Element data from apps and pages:
┌────────

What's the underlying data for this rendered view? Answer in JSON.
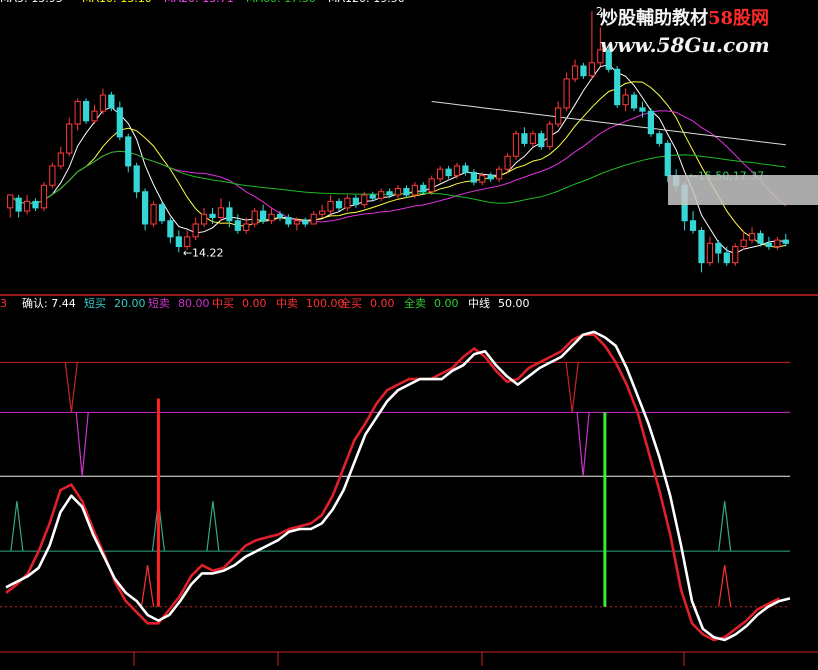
{
  "chart_data": {
    "type": "stock-indicator",
    "watermark": {
      "line1_prefix": "炒股輔助教材",
      "line1_brand": "58股网",
      "line2": "www.58Gu.com"
    },
    "price_panel": {
      "type": "candlestick",
      "top_ma_legend": [
        {
          "label": "MA5: 15.95",
          "color": "#ffffff"
        },
        {
          "label": "MA10: 15.10",
          "color": "#ffff00"
        },
        {
          "label": "MA20: 15.71",
          "color": "#ff44ff"
        },
        {
          "label": "MA60: 17.30",
          "color": "#22cc22"
        },
        {
          "label": "MA120: 19.50",
          "color": "#ffffff"
        }
      ],
      "ylim": [
        13.3,
        21.8
      ],
      "candles": [
        [
          15.6,
          16.0,
          15.8,
          15.3
        ],
        [
          15.9,
          15.5,
          16.0,
          15.3
        ],
        [
          15.5,
          15.8,
          16.0,
          15.4
        ],
        [
          15.8,
          15.6,
          15.9,
          15.5
        ],
        [
          15.6,
          16.3,
          16.4,
          15.5
        ],
        [
          16.3,
          16.9,
          17.0,
          16.2
        ],
        [
          16.9,
          17.3,
          17.5,
          16.8
        ],
        [
          17.3,
          18.2,
          18.4,
          17.2
        ],
        [
          18.2,
          18.9,
          19.0,
          18.0
        ],
        [
          18.9,
          18.3,
          19.0,
          18.2
        ],
        [
          18.3,
          18.6,
          18.8,
          18.2
        ],
        [
          18.6,
          19.1,
          19.3,
          18.5
        ],
        [
          19.1,
          18.7,
          19.2,
          18.6
        ],
        [
          18.7,
          17.8,
          18.9,
          17.7
        ],
        [
          17.8,
          16.9,
          17.9,
          16.7
        ],
        [
          16.9,
          16.1,
          17.0,
          15.9
        ],
        [
          16.1,
          15.1,
          16.2,
          14.9
        ],
        [
          15.1,
          15.7,
          15.8,
          15.0
        ],
        [
          15.7,
          15.2,
          15.8,
          15.1
        ],
        [
          15.2,
          14.7,
          15.3,
          14.5
        ],
        [
          14.7,
          14.4,
          14.9,
          14.22
        ],
        [
          14.4,
          14.7,
          14.9,
          14.3
        ],
        [
          14.7,
          15.1,
          15.3,
          14.6
        ],
        [
          15.1,
          15.4,
          15.6,
          15.0
        ],
        [
          15.4,
          15.3,
          15.6,
          15.1
        ],
        [
          15.3,
          15.6,
          15.9,
          15.2
        ],
        [
          15.6,
          15.2,
          15.8,
          15.0
        ],
        [
          15.2,
          14.9,
          15.4,
          14.8
        ],
        [
          14.9,
          15.1,
          15.3,
          14.8
        ],
        [
          15.1,
          15.5,
          15.6,
          15.0
        ],
        [
          15.5,
          15.2,
          15.7,
          15.1
        ],
        [
          15.2,
          15.4,
          15.6,
          15.1
        ],
        [
          15.4,
          15.3,
          15.5,
          15.2
        ],
        [
          15.3,
          15.1,
          15.4,
          15.0
        ],
        [
          15.1,
          15.2,
          15.3,
          14.9
        ],
        [
          15.2,
          15.1,
          15.3,
          15.0
        ],
        [
          15.1,
          15.4,
          15.5,
          15.1
        ],
        [
          15.4,
          15.5,
          15.7,
          15.3
        ],
        [
          15.5,
          15.8,
          16.0,
          15.4
        ],
        [
          15.8,
          15.6,
          15.9,
          15.5
        ],
        [
          15.6,
          15.9,
          16.0,
          15.5
        ],
        [
          15.9,
          15.7,
          16.0,
          15.6
        ],
        [
          15.7,
          16.0,
          16.1,
          15.6
        ],
        [
          16.0,
          15.9,
          16.1,
          15.8
        ],
        [
          15.9,
          16.1,
          16.2,
          15.8
        ],
        [
          16.1,
          16.0,
          16.2,
          15.9
        ],
        [
          16.0,
          16.2,
          16.3,
          15.9
        ],
        [
          16.2,
          16.0,
          16.3,
          15.9
        ],
        [
          16.0,
          16.3,
          16.4,
          15.9
        ],
        [
          16.3,
          16.1,
          16.4,
          16.0
        ],
        [
          16.1,
          16.5,
          16.6,
          16.0
        ],
        [
          16.5,
          16.8,
          16.9,
          16.4
        ],
        [
          16.8,
          16.6,
          16.9,
          16.5
        ],
        [
          16.6,
          16.9,
          17.0,
          16.5
        ],
        [
          16.9,
          16.7,
          17.0,
          16.6
        ],
        [
          16.7,
          16.4,
          16.8,
          16.3
        ],
        [
          16.4,
          16.6,
          16.7,
          16.3
        ],
        [
          16.6,
          16.5,
          16.7,
          16.4
        ],
        [
          16.5,
          16.8,
          16.9,
          16.4
        ],
        [
          16.8,
          17.2,
          17.3,
          16.7
        ],
        [
          17.2,
          17.9,
          18.0,
          17.1
        ],
        [
          17.9,
          17.6,
          18.1,
          17.5
        ],
        [
          17.6,
          17.9,
          18.0,
          17.5
        ],
        [
          17.9,
          17.5,
          18.0,
          17.4
        ],
        [
          17.5,
          18.2,
          18.3,
          17.4
        ],
        [
          18.2,
          18.7,
          18.9,
          18.1
        ],
        [
          18.7,
          19.6,
          19.8,
          18.6
        ],
        [
          19.6,
          20.0,
          20.2,
          19.5
        ],
        [
          20.0,
          19.7,
          20.1,
          19.6
        ],
        [
          19.7,
          20.1,
          21.7,
          19.6
        ],
        [
          20.1,
          20.5,
          21.2,
          20.0
        ],
        [
          20.5,
          19.9,
          20.6,
          19.8
        ],
        [
          19.9,
          18.8,
          20.0,
          18.7
        ],
        [
          18.8,
          19.1,
          19.3,
          18.6
        ],
        [
          19.1,
          18.7,
          19.2,
          18.6
        ],
        [
          18.7,
          18.6,
          18.9,
          18.4
        ],
        [
          18.6,
          17.9,
          18.7,
          17.8
        ],
        [
          17.9,
          17.6,
          18.0,
          17.5
        ],
        [
          17.6,
          16.6,
          17.7,
          16.4
        ],
        [
          16.6,
          16.3,
          16.8,
          16.1
        ],
        [
          16.3,
          15.2,
          16.4,
          14.9
        ],
        [
          15.2,
          14.9,
          15.5,
          14.8
        ],
        [
          14.9,
          13.9,
          15.0,
          13.6
        ],
        [
          13.9,
          14.5,
          14.7,
          13.8
        ],
        [
          14.5,
          14.2,
          14.6,
          13.9
        ],
        [
          14.2,
          13.9,
          14.4,
          13.8
        ],
        [
          13.9,
          14.4,
          14.5,
          13.8
        ],
        [
          14.4,
          14.6,
          14.9,
          14.3
        ],
        [
          14.6,
          14.8,
          15.0,
          14.5
        ],
        [
          14.8,
          14.5,
          14.9,
          14.4
        ],
        [
          14.5,
          14.4,
          14.7,
          14.3
        ],
        [
          14.4,
          14.6,
          14.7,
          14.3
        ],
        [
          14.6,
          14.5,
          14.8,
          14.4
        ]
      ],
      "labels": [
        {
          "text": "←14.22",
          "at_index": 20,
          "price": 14.22,
          "color": "#ffffff"
        },
        {
          "text": "←15.50,17.37",
          "at_index": 80,
          "price": 16.6,
          "color": "#33cc66"
        },
        {
          "text": "2",
          "at_index": 69,
          "price": 21.7,
          "color": "#ffffff"
        }
      ]
    },
    "indicator_panel": {
      "legend_left_marker": "3",
      "legend": [
        {
          "label": "确认",
          "value": "7.44",
          "color": "#ffffff"
        },
        {
          "label": "短买",
          "value": "20.00",
          "color": "#33cccc"
        },
        {
          "label": "短卖",
          "value": "80.00",
          "color": "#cc33cc"
        },
        {
          "label": "中买",
          "value": "0.00",
          "color": "#ff3333"
        },
        {
          "label": "中卖",
          "value": "100.00",
          "color": "#ff3333"
        },
        {
          "label": "全买",
          "value": "0.00",
          "color": "#ff3333"
        },
        {
          "label": "全卖",
          "value": "0.00",
          "color": "#33cc33"
        },
        {
          "label": "中线",
          "value": "50.00",
          "color": "#ffffff"
        }
      ],
      "ylim": [
        -12,
        104
      ],
      "reference_lines": [
        {
          "value": 88,
          "color": "#cc2222"
        },
        {
          "value": 70,
          "color": "#cc33cc"
        },
        {
          "value": 47,
          "color": "#eeeeee"
        },
        {
          "value": 20,
          "color": "#33aa88"
        },
        {
          "value": 0,
          "color": "#cc2222",
          "dashed": true
        }
      ],
      "white_line": [
        7,
        9,
        11,
        14,
        22,
        34,
        40,
        36,
        26,
        18,
        10,
        5,
        2,
        -3,
        -5,
        -3,
        2,
        8,
        12,
        12,
        13,
        15,
        18,
        20,
        22,
        24,
        27,
        28,
        28,
        30,
        35,
        42,
        52,
        62,
        68,
        74,
        78,
        80,
        82,
        82,
        82,
        85,
        87,
        91,
        92,
        87,
        83,
        80,
        83,
        86,
        88,
        90,
        94,
        98,
        99,
        97,
        94,
        86,
        76,
        66,
        54,
        40,
        22,
        2,
        -8,
        -11,
        -12,
        -10,
        -7,
        -3,
        0,
        2,
        3
      ],
      "red_line": [
        5,
        8,
        12,
        20,
        30,
        42,
        44,
        38,
        28,
        19,
        9,
        2,
        -2,
        -6,
        -6,
        -1,
        4,
        11,
        15,
        13,
        14,
        18,
        22,
        24,
        25,
        26,
        28,
        29,
        30,
        33,
        40,
        50,
        60,
        66,
        73,
        78,
        80,
        82,
        82,
        82,
        84,
        86,
        90,
        93,
        90,
        85,
        81,
        82,
        86,
        88,
        90,
        92,
        96,
        98,
        98,
        94,
        88,
        80,
        70,
        56,
        42,
        26,
        6,
        -6,
        -10,
        -12,
        -11,
        -8,
        -5,
        -1,
        1,
        3
      ],
      "signal_spikes": [
        {
          "series": "短卖",
          "index": 6,
          "from": 88,
          "to": 70,
          "color": "#cc2222",
          "shape": "v"
        },
        {
          "series": "短卖",
          "index": 7,
          "from": 70,
          "to": 47,
          "color": "#cc33cc",
          "shape": "v"
        },
        {
          "series": "短买",
          "index": 1,
          "from": 20,
          "to": 38,
          "color": "#33aa88",
          "shape": "peak"
        },
        {
          "series": "短买",
          "index": 14,
          "from": 20,
          "to": 38,
          "color": "#33aa88",
          "shape": "peak"
        },
        {
          "series": "短买",
          "index": 19,
          "from": 20,
          "to": 38,
          "color": "#33aa88",
          "shape": "peak"
        },
        {
          "series": "短买",
          "index": 66,
          "from": 20,
          "to": 38,
          "color": "#33aa88",
          "shape": "peak"
        },
        {
          "series": "全买",
          "index": 13,
          "from": 0,
          "to": 15,
          "color": "#ff3333",
          "shape": "peak"
        },
        {
          "series": "全买",
          "index": 66,
          "from": 0,
          "to": 15,
          "color": "#ff3333",
          "shape": "peak"
        },
        {
          "series": "短卖",
          "index": 52,
          "from": 88,
          "to": 70,
          "color": "#cc2222",
          "shape": "v"
        },
        {
          "series": "短卖",
          "index": 53,
          "from": 70,
          "to": 47,
          "color": "#cc33cc",
          "shape": "v"
        }
      ],
      "bars": [
        {
          "series": "中买",
          "index": 14,
          "from": 0,
          "to": 75,
          "color": "#ff2222"
        },
        {
          "series": "全卖",
          "index": 55,
          "from": 0,
          "to": 70,
          "color": "#33ee33"
        }
      ]
    }
  }
}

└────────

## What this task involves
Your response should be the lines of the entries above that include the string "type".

## Problem solution
    "type": "stock-indicator",
      "type": "candlestick",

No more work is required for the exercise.